* **Required work**
For this exercise, please find the lines in the entries that include the word "screenshot" and copy them.

Records from a data source:

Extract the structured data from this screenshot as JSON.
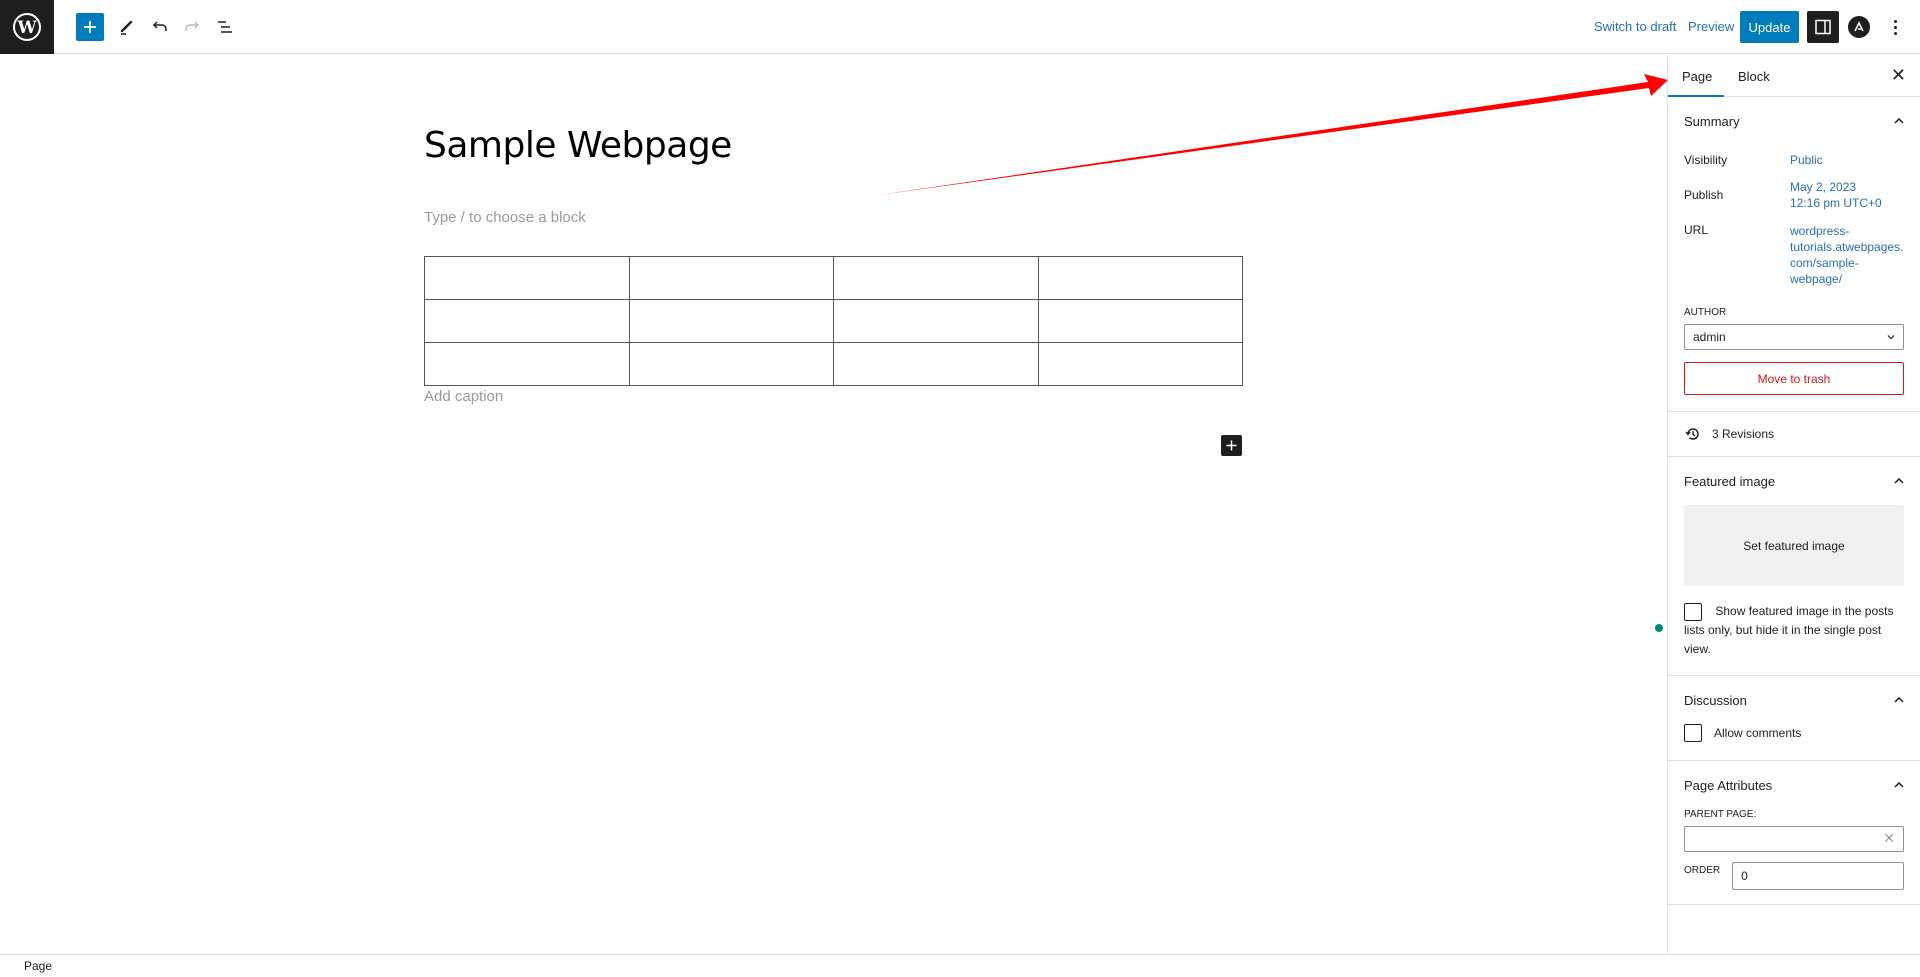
{
  "toolbar": {
    "switch_to_draft": "Switch to draft",
    "preview": "Preview",
    "update": "Update",
    "icons": [
      "wordpress-logo",
      "plus-icon",
      "pencil-icon",
      "undo-icon",
      "redo-icon",
      "list-view-icon",
      "settings-panel-icon",
      "astra-icon",
      "more-options-icon"
    ]
  },
  "editor": {
    "title": "Sample Webpage",
    "block_placeholder": "Type / to choose a block",
    "table": {
      "rows": 3,
      "columns": 4,
      "cells": [
        [
          "",
          "",
          "",
          ""
        ],
        [
          "",
          "",
          "",
          ""
        ],
        [
          "",
          "",
          "",
          ""
        ]
      ]
    },
    "caption_placeholder": "Add caption"
  },
  "sidebar": {
    "tabs": [
      {
        "label": "Page",
        "active": true
      },
      {
        "label": "Block",
        "active": false
      }
    ],
    "summary": {
      "title": "Summary",
      "visibility_label": "Visibility",
      "visibility_value": "Public",
      "publish_label": "Publish",
      "publish_date": "May 2, 2023",
      "publish_time": "12:16 pm UTC+0",
      "url_label": "URL",
      "url_value": "wordpress-tutorials.atwebpages.com/sample-webpage/",
      "url_lines": [
        "wordpress-",
        "tutorials.atwebpages.",
        "com/sample-",
        "webpage/"
      ],
      "author_label": "AUTHOR",
      "author_value": "admin",
      "trash_label": "Move to trash"
    },
    "revisions": "3 Revisions",
    "featured_image": {
      "title": "Featured image",
      "set_label": "Set featured image",
      "checkbox_label": "Show featured image in the posts lists only, but hide it in the single post view.",
      "checked": false
    },
    "discussion": {
      "title": "Discussion",
      "allow_comments_label": "Allow comments",
      "checked": false
    },
    "page_attributes": {
      "title": "Page Attributes",
      "parent_label": "PARENT PAGE:",
      "parent_value": "",
      "order_label": "ORDER",
      "order_value": "0"
    }
  },
  "footer": {
    "breadcrumb": "Page"
  },
  "annotation": {
    "color": "#ff0000"
  },
  "colors": {
    "accent": "#007cba",
    "link": "#2271b1",
    "danger": "#cc1818",
    "dark": "#1e1e1e"
  }
}
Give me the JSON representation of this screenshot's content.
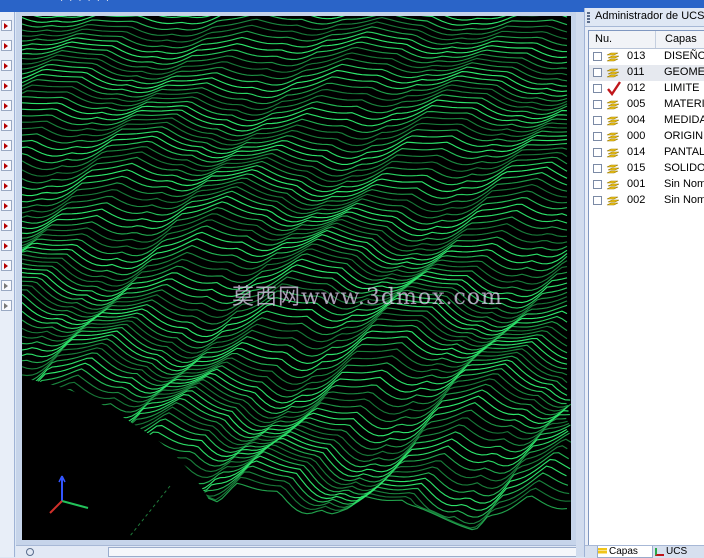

* **Reply**
Extract the structured data from this screenshot as JSON.
Give me the JSON representation of this screenshot's content.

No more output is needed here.